A state public administrator’s office in Chicago, Illinois has issued letters to several individuals in possession of Vivian Maier photographs and negatives, informing them of possible lawsuits they could be facing over any money they earned from selling Maier’s work. Among the recipients of the letter were several galleries and John Maloof, an individual who owns a lionshare of original Maier works with a collection of negatives in the tens of thousands, which he bought for $400.
When Maloof acquired the negatives in 2007, he hired a genealogist to help track down any heirs of the mysterious photographer. He was able to locate Sylvain Jaussaud, whom was considered by experts to be Maeir’s closest living heir as a first cousin once removed. Maloof and Jaussaud reached an undisclosed agreement in which Maloof would assume the rights to the negatives. Maloof then filed an application to register his copyright, which is currently still pending one year after being filed.
As Maiers work began receiving widespread attention, David C Deal, a former photographer turned lawyer, took a special interest in the fascinating case that is the life and work of Maier. He became upset that people of no relation to Maier were profiting from her artistic works and set out on a personal mission of his own to track down additional living relatives of Maiers. His search led him to a small town in southern France at the home of Francis Baille, a man who genealogists hired by Deal say is also a first cousin once removed. Baille was entirely unaware of his relation to Maier, but agreed to seek legal heirship under American law after speaking with Deal.
Maloof stated he had also uncovered Baille in his search for living heirs, but was told by his legal panel and geneologists that he was not closer in relation to Maier than Jaussaud. Maloof was quoted by the NY Times saying:
“I’ve been obsessed since the beginning with trying to find out who Vivian Maier was and whether she had heirs. I was always trying to do what was as legally and ethically aboveboard as possible. It’s kind of sad. I have a very emotional attachment to her work and I’m very protective of it. And I’ve never let anything happen to it that’s not been of the highest quality.”
After the extensive amounts of time, money, and resources he has put into curating Maiers work, preserving them, and even helping to direct the popular film “Finding Vivian Maier“, Maloof also shared that until this year, he hadn’t earned any income on the images.
The case, which was brought on by Baille’s legal pursuit of becoming an official heir to the Maier estate has essentially forced Maloof and others who sell Maiers work to cease doing so until a decision is made, which can sometimes take several years in especially complicated cases such as this one according to Joanne Zlotek, a general counsel from the administration office that issued the letters. She also made note that the letters were just cautionary notices of what could happen and to make it known that an estate has been created for Maier.
In the meantime, galleries have pulled Maiers work until they are otherwise informed by their lawyers.
If you are curious as to what Deal’s stake is in the case for representing and working with Baille, he had this to say in the NY Times:
“I’ve dramatically reduced the going rate for defending my client and I’ve put a lot of my own money into this.
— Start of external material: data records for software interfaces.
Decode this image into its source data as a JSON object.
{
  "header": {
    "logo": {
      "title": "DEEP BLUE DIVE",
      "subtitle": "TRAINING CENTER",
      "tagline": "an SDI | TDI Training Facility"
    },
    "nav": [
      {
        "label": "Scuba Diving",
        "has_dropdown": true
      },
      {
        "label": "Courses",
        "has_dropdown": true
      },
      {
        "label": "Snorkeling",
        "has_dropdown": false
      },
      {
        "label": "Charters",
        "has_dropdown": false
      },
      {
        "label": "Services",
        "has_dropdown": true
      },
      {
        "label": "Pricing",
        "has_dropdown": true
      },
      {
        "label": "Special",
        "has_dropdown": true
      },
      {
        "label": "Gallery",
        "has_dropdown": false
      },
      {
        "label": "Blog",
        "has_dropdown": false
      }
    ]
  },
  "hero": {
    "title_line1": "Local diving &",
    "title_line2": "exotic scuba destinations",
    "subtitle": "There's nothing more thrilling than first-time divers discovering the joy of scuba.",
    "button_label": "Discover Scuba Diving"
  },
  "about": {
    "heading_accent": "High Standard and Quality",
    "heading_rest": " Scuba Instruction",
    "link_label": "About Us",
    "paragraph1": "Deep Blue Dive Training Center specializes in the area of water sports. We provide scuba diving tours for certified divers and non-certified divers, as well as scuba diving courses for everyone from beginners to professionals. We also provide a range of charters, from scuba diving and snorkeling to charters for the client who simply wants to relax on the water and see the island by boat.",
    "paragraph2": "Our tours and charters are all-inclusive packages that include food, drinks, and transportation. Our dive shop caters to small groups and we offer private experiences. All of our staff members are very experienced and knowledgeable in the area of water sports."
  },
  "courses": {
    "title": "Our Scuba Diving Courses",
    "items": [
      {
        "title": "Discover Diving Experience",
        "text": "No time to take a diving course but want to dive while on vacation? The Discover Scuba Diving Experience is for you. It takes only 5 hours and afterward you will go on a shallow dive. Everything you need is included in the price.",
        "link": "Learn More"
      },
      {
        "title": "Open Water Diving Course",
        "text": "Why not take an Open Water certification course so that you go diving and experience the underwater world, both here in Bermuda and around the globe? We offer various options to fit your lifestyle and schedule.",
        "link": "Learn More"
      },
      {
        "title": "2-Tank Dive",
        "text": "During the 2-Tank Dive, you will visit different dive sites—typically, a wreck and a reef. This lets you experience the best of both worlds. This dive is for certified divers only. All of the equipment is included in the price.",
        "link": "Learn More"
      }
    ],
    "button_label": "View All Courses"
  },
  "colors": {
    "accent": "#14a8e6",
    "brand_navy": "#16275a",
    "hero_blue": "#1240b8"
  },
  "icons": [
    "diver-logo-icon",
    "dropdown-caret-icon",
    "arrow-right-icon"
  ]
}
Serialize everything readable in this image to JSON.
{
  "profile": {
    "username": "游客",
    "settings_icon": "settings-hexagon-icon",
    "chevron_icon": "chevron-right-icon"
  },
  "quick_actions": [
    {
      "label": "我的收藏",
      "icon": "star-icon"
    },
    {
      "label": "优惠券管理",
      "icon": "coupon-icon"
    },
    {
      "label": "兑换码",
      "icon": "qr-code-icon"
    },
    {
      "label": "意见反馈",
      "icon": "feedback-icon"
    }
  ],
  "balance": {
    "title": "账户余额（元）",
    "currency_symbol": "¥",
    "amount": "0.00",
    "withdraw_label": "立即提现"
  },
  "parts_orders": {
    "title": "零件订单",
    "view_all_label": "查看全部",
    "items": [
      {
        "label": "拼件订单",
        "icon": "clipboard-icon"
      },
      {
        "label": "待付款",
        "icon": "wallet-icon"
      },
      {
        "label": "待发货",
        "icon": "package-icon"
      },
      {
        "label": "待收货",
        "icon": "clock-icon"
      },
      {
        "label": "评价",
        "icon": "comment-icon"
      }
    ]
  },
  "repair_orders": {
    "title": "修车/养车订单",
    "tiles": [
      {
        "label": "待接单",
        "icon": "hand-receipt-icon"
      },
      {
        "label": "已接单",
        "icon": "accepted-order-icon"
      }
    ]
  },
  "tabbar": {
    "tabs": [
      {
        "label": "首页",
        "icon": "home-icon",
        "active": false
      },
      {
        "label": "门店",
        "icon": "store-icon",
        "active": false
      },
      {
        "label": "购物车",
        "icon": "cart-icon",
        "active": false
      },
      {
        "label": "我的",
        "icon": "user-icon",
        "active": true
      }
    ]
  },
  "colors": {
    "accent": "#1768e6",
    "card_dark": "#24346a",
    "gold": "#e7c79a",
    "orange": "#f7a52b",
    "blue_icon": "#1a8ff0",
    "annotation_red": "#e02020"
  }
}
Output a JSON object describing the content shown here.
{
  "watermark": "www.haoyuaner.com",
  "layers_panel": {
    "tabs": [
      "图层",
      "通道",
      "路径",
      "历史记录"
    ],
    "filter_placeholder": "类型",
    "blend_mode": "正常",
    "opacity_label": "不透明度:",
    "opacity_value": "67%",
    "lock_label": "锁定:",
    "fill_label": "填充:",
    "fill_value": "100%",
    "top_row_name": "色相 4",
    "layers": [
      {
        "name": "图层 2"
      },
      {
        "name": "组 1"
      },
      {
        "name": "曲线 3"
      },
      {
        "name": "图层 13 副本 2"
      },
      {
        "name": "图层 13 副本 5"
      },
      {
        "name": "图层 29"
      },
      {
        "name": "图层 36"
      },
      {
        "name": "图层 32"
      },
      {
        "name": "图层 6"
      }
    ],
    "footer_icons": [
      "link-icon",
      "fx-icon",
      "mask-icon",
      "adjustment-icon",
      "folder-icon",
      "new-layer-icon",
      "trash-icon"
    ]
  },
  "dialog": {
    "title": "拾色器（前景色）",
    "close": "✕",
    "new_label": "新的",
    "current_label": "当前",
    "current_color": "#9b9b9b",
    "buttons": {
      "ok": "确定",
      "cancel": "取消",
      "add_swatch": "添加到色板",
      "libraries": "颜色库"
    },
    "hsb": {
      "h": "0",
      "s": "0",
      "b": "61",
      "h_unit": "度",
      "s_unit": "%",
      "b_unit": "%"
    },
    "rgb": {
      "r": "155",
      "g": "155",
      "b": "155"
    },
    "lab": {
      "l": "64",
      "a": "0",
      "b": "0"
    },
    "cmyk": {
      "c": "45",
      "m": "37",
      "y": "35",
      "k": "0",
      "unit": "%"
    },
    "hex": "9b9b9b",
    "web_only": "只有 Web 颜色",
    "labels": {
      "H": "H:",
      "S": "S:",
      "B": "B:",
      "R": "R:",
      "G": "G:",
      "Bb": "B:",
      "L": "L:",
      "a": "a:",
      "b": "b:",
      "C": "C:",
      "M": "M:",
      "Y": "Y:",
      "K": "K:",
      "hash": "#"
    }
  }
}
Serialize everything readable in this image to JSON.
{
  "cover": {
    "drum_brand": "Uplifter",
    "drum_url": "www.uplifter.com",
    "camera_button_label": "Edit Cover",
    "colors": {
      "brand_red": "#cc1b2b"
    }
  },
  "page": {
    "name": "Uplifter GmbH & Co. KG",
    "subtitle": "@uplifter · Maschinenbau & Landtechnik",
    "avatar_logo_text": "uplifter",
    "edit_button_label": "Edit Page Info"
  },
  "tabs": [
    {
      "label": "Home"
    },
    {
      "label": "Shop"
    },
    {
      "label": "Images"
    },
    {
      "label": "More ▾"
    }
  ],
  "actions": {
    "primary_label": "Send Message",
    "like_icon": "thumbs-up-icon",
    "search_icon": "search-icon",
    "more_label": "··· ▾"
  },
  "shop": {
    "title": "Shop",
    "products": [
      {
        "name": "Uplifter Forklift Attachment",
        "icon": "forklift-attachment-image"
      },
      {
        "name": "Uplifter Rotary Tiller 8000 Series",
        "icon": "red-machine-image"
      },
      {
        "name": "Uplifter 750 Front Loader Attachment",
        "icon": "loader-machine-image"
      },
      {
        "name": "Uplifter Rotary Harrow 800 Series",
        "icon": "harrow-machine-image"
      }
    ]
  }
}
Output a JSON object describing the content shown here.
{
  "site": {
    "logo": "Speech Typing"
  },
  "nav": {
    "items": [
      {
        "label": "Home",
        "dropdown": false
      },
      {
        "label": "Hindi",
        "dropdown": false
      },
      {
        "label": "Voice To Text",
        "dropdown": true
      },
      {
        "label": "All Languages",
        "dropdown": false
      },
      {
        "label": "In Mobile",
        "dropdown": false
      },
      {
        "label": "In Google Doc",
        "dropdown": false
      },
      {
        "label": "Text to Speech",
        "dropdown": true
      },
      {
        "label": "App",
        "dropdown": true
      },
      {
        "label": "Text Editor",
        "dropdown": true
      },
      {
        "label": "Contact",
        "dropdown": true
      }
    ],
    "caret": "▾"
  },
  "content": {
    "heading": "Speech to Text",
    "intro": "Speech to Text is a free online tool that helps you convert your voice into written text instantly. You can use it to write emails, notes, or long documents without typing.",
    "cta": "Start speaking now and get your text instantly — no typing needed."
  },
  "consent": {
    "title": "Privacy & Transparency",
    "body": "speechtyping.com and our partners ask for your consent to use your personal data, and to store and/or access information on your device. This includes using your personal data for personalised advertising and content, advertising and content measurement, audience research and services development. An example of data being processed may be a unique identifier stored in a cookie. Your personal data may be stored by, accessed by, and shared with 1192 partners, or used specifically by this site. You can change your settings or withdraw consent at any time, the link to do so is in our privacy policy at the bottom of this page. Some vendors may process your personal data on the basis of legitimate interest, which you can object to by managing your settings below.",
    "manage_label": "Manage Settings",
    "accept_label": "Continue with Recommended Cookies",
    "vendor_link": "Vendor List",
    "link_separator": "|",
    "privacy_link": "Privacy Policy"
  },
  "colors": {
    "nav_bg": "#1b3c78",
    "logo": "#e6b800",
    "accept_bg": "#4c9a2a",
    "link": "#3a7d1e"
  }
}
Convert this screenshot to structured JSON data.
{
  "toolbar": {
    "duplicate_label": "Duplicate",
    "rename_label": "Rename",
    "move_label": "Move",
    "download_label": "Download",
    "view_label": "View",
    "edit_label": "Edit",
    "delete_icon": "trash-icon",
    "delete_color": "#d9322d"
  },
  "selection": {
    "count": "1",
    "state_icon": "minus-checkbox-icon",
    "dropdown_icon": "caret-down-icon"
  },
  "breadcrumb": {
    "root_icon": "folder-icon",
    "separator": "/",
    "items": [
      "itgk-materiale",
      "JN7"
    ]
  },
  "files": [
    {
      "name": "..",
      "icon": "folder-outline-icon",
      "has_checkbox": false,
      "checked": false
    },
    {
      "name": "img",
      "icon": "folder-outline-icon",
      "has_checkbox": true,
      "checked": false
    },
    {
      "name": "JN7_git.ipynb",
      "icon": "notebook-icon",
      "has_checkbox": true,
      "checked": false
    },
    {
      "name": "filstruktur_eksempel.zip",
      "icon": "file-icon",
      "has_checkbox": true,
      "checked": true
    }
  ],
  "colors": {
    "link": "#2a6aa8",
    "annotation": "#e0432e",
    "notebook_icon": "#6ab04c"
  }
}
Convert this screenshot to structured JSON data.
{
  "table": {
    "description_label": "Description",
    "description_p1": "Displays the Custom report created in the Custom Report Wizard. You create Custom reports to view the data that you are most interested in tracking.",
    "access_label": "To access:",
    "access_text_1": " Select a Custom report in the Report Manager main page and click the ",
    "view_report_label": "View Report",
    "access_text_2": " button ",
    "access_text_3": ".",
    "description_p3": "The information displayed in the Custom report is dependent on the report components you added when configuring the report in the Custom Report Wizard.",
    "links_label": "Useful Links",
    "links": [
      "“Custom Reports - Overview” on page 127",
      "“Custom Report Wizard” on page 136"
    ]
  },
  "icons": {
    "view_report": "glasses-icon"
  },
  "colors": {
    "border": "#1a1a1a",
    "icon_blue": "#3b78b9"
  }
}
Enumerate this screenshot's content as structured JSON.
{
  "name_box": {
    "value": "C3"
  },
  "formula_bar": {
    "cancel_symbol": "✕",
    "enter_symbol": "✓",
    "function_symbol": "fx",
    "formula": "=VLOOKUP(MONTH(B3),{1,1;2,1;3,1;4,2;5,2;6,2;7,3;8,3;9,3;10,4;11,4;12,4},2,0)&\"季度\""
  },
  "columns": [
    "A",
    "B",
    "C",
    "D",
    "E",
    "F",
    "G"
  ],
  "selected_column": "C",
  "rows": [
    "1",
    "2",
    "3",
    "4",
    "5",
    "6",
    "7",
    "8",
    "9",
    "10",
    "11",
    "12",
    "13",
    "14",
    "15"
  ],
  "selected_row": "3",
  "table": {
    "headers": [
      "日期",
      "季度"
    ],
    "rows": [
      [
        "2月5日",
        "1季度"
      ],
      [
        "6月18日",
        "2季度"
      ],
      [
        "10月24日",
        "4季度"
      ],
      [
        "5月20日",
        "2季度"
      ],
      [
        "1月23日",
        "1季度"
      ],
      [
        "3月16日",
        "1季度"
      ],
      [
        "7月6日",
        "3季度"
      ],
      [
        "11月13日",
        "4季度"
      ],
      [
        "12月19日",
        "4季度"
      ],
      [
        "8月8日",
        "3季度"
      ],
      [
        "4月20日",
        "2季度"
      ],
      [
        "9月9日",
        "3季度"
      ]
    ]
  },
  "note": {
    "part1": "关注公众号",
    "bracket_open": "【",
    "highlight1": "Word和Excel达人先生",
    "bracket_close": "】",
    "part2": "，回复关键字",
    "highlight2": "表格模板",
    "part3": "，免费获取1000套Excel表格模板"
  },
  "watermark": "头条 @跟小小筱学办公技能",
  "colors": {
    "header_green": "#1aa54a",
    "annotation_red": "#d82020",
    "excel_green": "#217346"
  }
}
If I came out on the other end of this issue breaking even, I would take it, because I think it’s likely to be the most interesting thing I’m ever going to work on in my legal career.”
Copyright law cases have been sweeping the headlines lately and, given the popularity of Vivian Maier, this one is likely to be in the spotlight for a while. What are your thoughts on the entire thing? Do owners of original Maier negative such as Maloof have the right to sell them? Let’s get a friendly discussion going in the comments section below.